- [Exercise directions]:
Send back the entries below exactly as they appear.

- [Records for the task]:
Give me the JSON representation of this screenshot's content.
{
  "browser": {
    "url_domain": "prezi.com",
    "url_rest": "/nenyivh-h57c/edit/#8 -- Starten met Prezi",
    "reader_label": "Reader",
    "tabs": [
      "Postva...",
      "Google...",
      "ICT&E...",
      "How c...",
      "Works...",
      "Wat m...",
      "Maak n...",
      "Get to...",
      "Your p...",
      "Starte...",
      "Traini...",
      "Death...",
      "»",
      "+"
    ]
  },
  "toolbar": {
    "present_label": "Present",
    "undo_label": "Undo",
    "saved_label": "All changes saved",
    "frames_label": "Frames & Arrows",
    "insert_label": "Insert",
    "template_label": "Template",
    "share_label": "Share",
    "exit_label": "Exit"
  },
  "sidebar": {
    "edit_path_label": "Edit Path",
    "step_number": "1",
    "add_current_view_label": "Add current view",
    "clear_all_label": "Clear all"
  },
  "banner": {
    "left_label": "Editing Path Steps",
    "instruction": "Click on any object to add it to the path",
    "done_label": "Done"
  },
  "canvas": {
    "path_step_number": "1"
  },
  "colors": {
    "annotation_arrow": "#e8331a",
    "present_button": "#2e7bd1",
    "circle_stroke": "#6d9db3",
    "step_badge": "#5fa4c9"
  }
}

- [Answer to this problem]:
Give me the JSON representation of this screenshot's content.
{
  "browser": {
    "url_domain": "prezi.com",
    "url_rest": "/nenyivh-h57c/edit/#8 -- Starten met Prezi",
    "reader_label": "Reader",
    "tabs": [
      "Postva...",
      "Google...",
      "ICT&E...",
      "How c...",
      "Works...",
      "Wat m...",
      "Maak n...",
      "Get to...",
      "Your p...",
      "Starte...",
      "Traini...",
      "Death...",
      "»",
      "+"
    ]
  },
  "toolbar": {
    "present_label": "Present",
    "undo_label": "Undo",
    "saved_label": "All changes saved",
    "frames_label": "Frames & Arrows",
    "insert_label": "Insert",
    "template_label": "Template",
    "share_label": "Share",
    "exit_label": "Exit"
  },
  "sidebar": {
    "edit_path_label": "Edit Path",
    "step_number": "1",
    "add_current_view_label": "Add current view",
    "clear_all_label": "Clear all"
  },
  "banner": {
    "left_label": "Editing Path Steps",
    "instruction": "Click on any object to add it to the path",
    "done_label": "Done"
  },
  "canvas": {
    "path_step_number": "1"
  },
  "colors": {
    "annotation_arrow": "#e8331a",
    "present_button": "#2e7bd1",
    "circle_stroke": "#6d9db3",
    "step_badge": "#5fa4c9"
  }
}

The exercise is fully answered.